Since sys.exc_clear has been dropped in Python 3, there is currently no way to avoid multiple tracebacks in your log files if using structlog together with Twisted on Python 3.


structlog currently only supports the legacy – but still perfectly working – Twisted logging system found in twisted.python.log.

Concrete Bound Logger

To make structlog’s behavior less magical, it ships with a Twisted-specific wrapper class that has an explicit API instead of improvising: structlog.twisted.BoundLogger. It behaves exactly like the generic structlog.BoundLogger except:

  • it’s slightly faster due to less overhead,

  • has an explicit API (msg() and err()),

  • hence causing less cryptic error messages if you get method names wrong.

In order to avoid that structlog disturbs your CamelCase harmony, it comes with an alias for structlog.get_logger called structlog.getLogger.


structlog comes with two Twisted-specific processors:


This is useful if you have an existing Twisted application and just want to wrap your loggers for now. It takes care of transforming your event dictionary into something twisted.python.log.err can digest.

For example:

def onError(fail):
   failure = fail.trap(MoonExploded)
   log.err(failure, _why="event-that-happened")

will still work as expected.

Needs to be put at the end of the processing chain. It formats the event using a renderer that needs to be passed into the constructor:


The drawback of this approach is that Twisted will format your exceptions as multi-line log entries which is painful to parse. Therefore structlog comes with:


Goes a step further and circumvents Twisted logger’s Exception / Failure handling and renders it itself as JSON strings. That gives you regular and simple-to-parse single-line JSON log entries no matter what happens.

Bending Foreign Logging To Your Will

structlog comes with a wrapper for Twisted’s log observers to ensure the rest of your logs are in JSON too: structlog.twisted.JSONLogObserverWrapper.

What it does is determining whether a log entry has been formatted by structlog.twisted.JSONRenderer and if not, converts the log entry to JSON with event being the log message and putting Twisted’s system into a second key.

So for example:

2013-09-15 22:02:18+0200 [-] Log opened.


2013-09-15 22:02:18+0200 [-] {"event": "Log opened.", "system": "-"}

There is obviously some redundancy here. Also, I’m presuming that if you write out JSON logs, you’re going to let something else parse them which makes the human-readable date entries more trouble than they’re worth.

To get a clean log without timestamps and additional system fields ([-]), structlog comes with structlog.twisted.PlainFileLogObserver that writes only the plain message to a file and structlog.twisted.plainJSONStdOutLogger that composes it with the aforementioned structlog.twisted.JSONLogObserverWrapper and gives you a pure JSON log without any timestamps or other noise straight to standard out:

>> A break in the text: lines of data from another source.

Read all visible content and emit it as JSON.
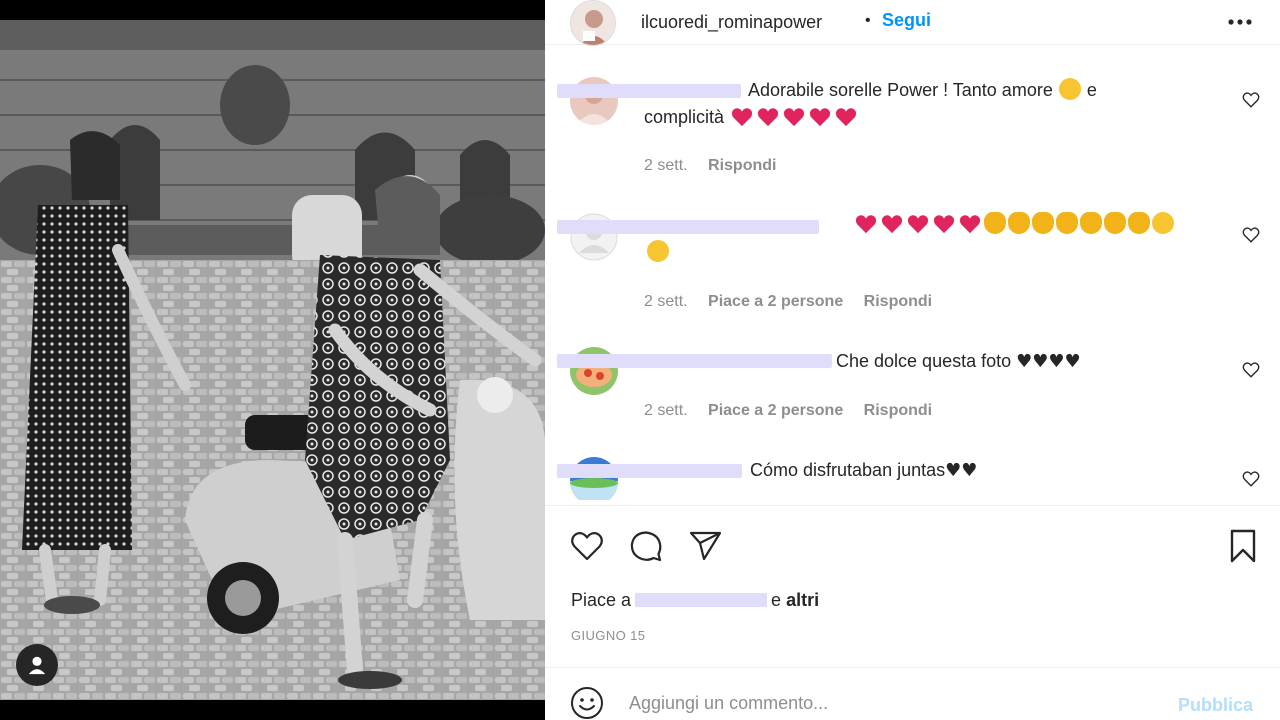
{
  "post": {
    "username": "ilcuoredi_rominapower",
    "separator": "•",
    "follow_label": "Segui"
  },
  "comments": [
    {
      "text": "Adorabile sorelle Power ! Tanto amore",
      "text_after_emoji": "e",
      "line2": "complicità",
      "time": "2 sett.",
      "reply": "Rispondi"
    },
    {
      "time": "2 sett.",
      "likes": "Piace a 2 persone",
      "reply": "Rispondi"
    },
    {
      "text": "Che dolce questa foto",
      "time": "2 sett.",
      "likes": "Piace a 2 persone",
      "reply": "Rispondi"
    },
    {
      "text": "Cómo disfrutaban juntas"
    }
  ],
  "likes_line": {
    "prefix": "Piace a",
    "suffix": "e",
    "others": "altri"
  },
  "date": "GIUGNO 15",
  "composer": {
    "placeholder": "Aggiungi un commento...",
    "post_label": "Pubblica"
  },
  "icons": {
    "more": "more-options-icon",
    "like": "heart-icon",
    "comment": "comment-icon",
    "share": "share-icon",
    "save": "bookmark-icon",
    "emoji": "smiley-icon",
    "tag": "user-tag-icon"
  },
  "colors": {
    "accent": "#0095f6",
    "post_disabled": "#b2dffc",
    "redaction": "#e0ddfa",
    "muted": "#8e8e8e"
  }
}
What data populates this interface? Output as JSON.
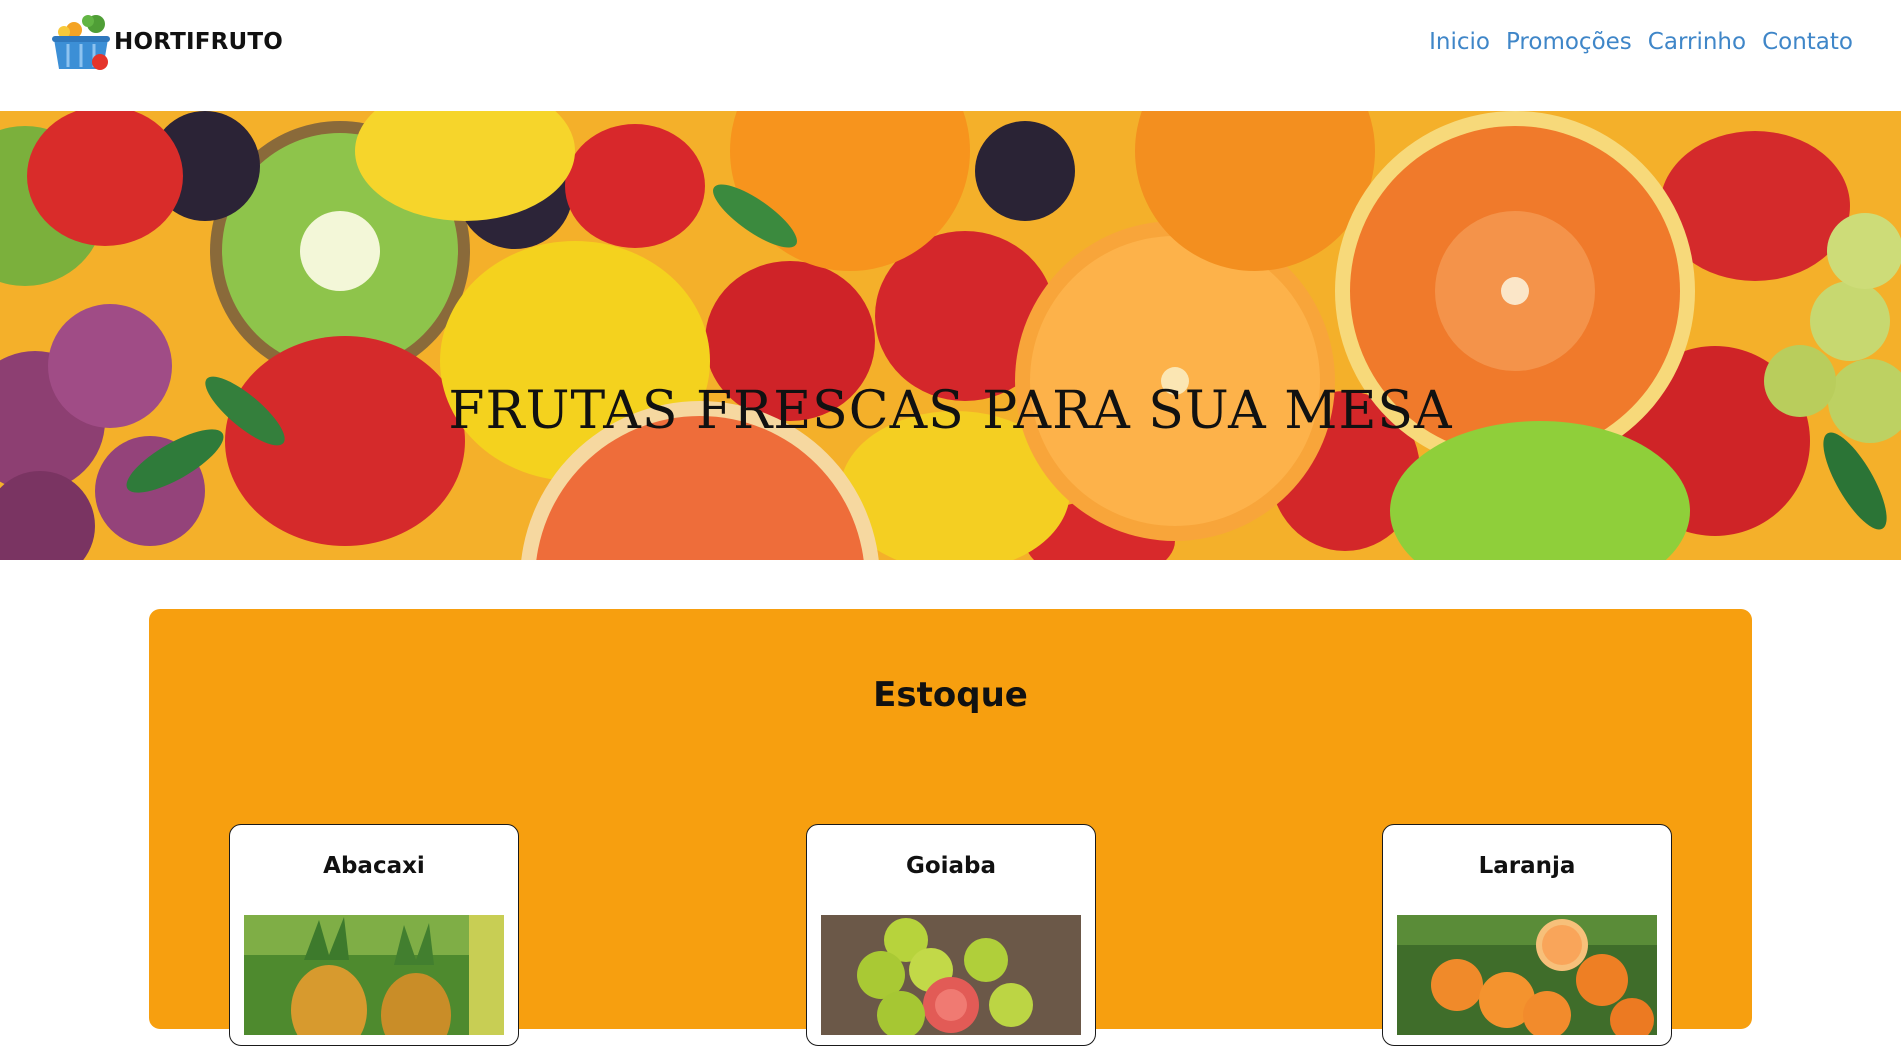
{
  "header": {
    "brand": "HORTIFRUTO",
    "logo_icon": "fruit-basket-icon",
    "nav": [
      "Inicio",
      "Promoções",
      "Carrinho",
      "Contato"
    ],
    "link_color": "#3f86c8"
  },
  "hero": {
    "title": "FRUTAS FRESCAS PARA SUA MESA",
    "image": "assorted-fruits-photo"
  },
  "stock": {
    "title": "Estoque",
    "background": "#f79f0f",
    "products": [
      {
        "name": "Abacaxi",
        "image": "pineapple-photo"
      },
      {
        "name": "Goiaba",
        "image": "guava-photo"
      },
      {
        "name": "Laranja",
        "image": "orange-photo"
      }
    ]
  }
}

$ twistd -n --logger structlog.twisted.plainJSONStdOutLogger web
{"event": "Log opened.", "system": "-"}
{"event": "twistd 13.1.0 (python 2.7.3) starting up.", "system": "-"}
{"event": "reactor class: twisted...EPollReactor.", "system": "-"}
{"event": "Site starting on 8080", "system": "-"}
{"event": "Starting factory <twisted.web.server.Site ...>", ...}

Suggested Configuration

import structlog


See also Logging Best Practices.